This led to direct action against the American troops starting in the spring of 1919, much of it in the area north and east of Vladivostok near the Suchan coal mines and their supporting railroad spur. Thomas Hunsaker became involved in an early deadly encounter, when a Bolshevik infiltrator, dressed in an American officer’s uniform, appeared in their ranks when returning from duty in the field one evening. Word was passed ahead to notify the regimental command without alerting the intruder. A sergeant guided the infiltrator to an office and instructed Hunsaker to stay with him. As they sat across the table, Hunsaker noticed the imposter getting nervous. Suddenly, the imposter pulled out an automatic pistol.
“Before he had time to aim,” Hunsaker related in a newspaper interview, “I reached across the table and grabbed the hand which held the gun. I thought my only chance would be to keep the barrel pointed toward him, at least, until the six rounds which the magazine held had been discharged.” The first shot went between the two struggling men as they stood fighting over the table. The second shot hit the imposter in the upper pelvis. A third shot struck Hunsaker’s leg, but “I did not know where I had been hit until later.” When a fourth shot struck the imposter in the abdomen, “he collapsed into my arms and died.”
Hunsaker had also become close friends with Ron Gibbs, another LDS soldier in a different platoon. Word came down one morning to Hunsaker’s platoon that the next platoon up the railway from them were under attack by the Bolsheviks. His platoon was quickly loaded on a train and rushed six miles to the town of Romanovka, where a surprise attack had killed more than twenty American soldiers, and pinned the rest of them down in the train station and some nearby log homes. Hunsaker’s platoon quickly routed the Bolsheviks, killing some, and capturing a few others. Hunsaker found Gibbs in good condition, slightly wounded on the wrist, but with eight bullet holes in his uniform.
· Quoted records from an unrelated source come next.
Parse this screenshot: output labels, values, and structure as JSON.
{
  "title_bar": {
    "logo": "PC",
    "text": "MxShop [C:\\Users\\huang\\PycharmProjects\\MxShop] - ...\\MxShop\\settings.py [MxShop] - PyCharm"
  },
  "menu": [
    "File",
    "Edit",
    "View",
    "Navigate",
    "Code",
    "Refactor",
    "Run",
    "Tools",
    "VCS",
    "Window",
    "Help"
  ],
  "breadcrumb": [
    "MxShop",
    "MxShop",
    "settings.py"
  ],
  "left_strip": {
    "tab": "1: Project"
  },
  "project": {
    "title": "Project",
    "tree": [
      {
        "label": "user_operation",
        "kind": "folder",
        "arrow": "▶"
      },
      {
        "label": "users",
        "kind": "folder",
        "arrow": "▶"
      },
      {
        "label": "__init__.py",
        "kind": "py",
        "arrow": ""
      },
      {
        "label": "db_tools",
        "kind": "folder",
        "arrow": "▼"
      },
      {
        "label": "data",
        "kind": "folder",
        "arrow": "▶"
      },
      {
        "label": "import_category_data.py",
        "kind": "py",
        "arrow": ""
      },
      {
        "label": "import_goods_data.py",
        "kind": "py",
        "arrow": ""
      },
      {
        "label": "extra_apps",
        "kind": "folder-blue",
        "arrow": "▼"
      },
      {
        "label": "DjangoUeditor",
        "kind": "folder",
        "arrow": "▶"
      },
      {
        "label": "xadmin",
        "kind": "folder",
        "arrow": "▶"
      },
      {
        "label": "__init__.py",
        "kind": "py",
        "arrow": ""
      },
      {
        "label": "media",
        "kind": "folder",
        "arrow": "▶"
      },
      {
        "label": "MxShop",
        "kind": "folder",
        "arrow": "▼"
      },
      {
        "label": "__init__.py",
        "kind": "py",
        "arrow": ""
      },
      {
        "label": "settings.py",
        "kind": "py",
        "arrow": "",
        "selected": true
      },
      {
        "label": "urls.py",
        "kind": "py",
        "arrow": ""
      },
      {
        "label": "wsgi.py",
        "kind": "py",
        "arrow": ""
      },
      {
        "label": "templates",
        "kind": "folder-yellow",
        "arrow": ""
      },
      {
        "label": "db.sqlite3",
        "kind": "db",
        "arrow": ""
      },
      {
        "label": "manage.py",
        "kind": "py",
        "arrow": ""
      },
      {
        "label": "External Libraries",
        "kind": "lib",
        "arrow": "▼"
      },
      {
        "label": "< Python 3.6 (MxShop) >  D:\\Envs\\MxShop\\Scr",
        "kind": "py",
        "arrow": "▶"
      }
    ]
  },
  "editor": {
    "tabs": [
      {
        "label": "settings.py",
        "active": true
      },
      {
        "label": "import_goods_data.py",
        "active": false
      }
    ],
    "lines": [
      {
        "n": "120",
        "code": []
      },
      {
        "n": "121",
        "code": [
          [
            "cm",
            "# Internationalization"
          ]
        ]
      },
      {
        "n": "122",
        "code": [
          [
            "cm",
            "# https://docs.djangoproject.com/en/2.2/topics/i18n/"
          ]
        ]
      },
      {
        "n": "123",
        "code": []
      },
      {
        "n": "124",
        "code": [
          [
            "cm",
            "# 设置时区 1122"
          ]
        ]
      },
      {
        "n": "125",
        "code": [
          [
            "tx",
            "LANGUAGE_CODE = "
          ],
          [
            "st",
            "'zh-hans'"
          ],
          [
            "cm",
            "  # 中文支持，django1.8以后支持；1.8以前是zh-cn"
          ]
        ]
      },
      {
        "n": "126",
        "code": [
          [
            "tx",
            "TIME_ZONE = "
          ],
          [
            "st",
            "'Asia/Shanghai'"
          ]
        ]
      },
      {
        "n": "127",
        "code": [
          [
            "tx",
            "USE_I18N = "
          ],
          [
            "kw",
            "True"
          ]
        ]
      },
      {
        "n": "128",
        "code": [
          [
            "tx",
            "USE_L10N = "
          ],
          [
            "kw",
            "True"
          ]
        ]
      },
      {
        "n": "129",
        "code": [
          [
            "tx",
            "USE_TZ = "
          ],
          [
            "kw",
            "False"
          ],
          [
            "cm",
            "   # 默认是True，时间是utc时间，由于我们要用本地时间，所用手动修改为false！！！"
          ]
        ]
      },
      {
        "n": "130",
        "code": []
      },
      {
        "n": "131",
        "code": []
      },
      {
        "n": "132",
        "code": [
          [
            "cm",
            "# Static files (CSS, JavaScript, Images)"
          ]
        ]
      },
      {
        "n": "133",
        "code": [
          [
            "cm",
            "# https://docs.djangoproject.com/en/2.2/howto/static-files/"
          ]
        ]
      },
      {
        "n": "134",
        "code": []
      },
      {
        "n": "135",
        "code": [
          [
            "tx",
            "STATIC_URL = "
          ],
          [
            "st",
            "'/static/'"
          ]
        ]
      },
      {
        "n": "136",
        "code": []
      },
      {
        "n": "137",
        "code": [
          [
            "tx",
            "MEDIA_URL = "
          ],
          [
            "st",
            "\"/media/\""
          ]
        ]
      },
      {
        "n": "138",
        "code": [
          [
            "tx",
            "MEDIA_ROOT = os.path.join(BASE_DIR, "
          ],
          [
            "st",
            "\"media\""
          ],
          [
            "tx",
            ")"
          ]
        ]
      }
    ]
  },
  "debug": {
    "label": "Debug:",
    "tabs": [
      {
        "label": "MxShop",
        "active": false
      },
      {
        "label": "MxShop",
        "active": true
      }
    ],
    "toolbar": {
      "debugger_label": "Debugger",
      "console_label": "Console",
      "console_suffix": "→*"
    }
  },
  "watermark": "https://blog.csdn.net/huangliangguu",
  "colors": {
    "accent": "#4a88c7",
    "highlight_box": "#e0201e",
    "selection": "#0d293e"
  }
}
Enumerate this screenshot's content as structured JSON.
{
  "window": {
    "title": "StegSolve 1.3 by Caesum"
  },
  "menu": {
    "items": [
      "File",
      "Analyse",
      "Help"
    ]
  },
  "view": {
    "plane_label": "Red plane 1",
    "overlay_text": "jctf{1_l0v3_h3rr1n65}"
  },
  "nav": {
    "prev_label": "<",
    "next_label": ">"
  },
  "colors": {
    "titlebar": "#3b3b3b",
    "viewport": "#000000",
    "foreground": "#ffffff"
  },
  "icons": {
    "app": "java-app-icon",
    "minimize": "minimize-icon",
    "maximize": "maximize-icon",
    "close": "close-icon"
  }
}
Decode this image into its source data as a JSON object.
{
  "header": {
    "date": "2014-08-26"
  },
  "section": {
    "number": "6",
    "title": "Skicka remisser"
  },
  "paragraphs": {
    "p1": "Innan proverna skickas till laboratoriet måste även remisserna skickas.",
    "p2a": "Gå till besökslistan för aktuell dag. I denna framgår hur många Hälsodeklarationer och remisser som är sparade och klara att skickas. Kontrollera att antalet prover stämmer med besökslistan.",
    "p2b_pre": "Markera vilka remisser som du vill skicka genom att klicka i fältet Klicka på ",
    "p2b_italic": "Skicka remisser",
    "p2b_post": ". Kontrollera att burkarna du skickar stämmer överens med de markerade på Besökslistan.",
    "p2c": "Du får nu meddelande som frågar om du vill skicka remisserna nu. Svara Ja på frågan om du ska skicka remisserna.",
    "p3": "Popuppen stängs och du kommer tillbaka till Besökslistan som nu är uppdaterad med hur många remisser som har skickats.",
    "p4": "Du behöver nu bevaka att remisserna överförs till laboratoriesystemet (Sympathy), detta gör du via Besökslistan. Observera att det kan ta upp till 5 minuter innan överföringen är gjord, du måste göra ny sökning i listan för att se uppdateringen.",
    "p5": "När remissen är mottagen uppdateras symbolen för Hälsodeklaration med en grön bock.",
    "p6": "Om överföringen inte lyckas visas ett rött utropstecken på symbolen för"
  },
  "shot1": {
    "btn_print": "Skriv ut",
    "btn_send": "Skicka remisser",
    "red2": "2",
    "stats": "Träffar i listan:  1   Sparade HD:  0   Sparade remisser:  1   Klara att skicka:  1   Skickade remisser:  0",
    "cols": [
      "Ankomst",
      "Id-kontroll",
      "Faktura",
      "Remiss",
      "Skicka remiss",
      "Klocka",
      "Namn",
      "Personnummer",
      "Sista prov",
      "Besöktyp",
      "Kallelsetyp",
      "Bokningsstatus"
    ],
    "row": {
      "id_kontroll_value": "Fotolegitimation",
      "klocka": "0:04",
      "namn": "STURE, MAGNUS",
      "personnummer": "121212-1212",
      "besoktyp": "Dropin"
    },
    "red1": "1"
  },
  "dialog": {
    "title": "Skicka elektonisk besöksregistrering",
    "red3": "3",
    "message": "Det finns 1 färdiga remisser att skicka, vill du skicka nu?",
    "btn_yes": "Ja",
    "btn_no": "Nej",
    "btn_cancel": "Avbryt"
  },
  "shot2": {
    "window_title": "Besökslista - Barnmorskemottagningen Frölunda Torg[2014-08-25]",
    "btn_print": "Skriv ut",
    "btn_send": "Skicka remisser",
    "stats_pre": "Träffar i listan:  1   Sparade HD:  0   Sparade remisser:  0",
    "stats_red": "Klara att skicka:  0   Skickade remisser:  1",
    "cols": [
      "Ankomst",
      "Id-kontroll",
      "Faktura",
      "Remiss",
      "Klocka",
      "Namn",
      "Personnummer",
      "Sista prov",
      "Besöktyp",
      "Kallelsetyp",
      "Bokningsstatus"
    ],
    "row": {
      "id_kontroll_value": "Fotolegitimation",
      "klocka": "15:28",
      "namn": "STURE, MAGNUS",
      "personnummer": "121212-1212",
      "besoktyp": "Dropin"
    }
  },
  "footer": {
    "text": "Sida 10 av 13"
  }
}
As the conflict heated up, the Americans withdrew from Suchan and the coal mines, hunkering down in Vladivostok. Coal could still be obtained from more mines further up the railway. By late September, 1919, Hunsaker and his companions were back on the transports, heading back to California, where they would finally be released from active service, almost a year after the armistice formally ended World War I.
Thomas returned to Cache Valley, and opened a small mercantile store. The store failed during the depression, so Thomas turned to public service. He became Cache Valley’s first highway patrolman, serving with the Utah Highway Patrol for thirty years. He later was elected mayor of Logan in 1958, and reelected in 1960, fulfilling two terms. Thomas and his wife Laura Higginson, raised six children in Logan. Thomas Earl Hunsaker died in Ogden, Utah, in 1985 at the age of 91.
Thomas Hunsaker (right) and Ron Gibbs (left)
Thomas Hunsaker as mayor of Logan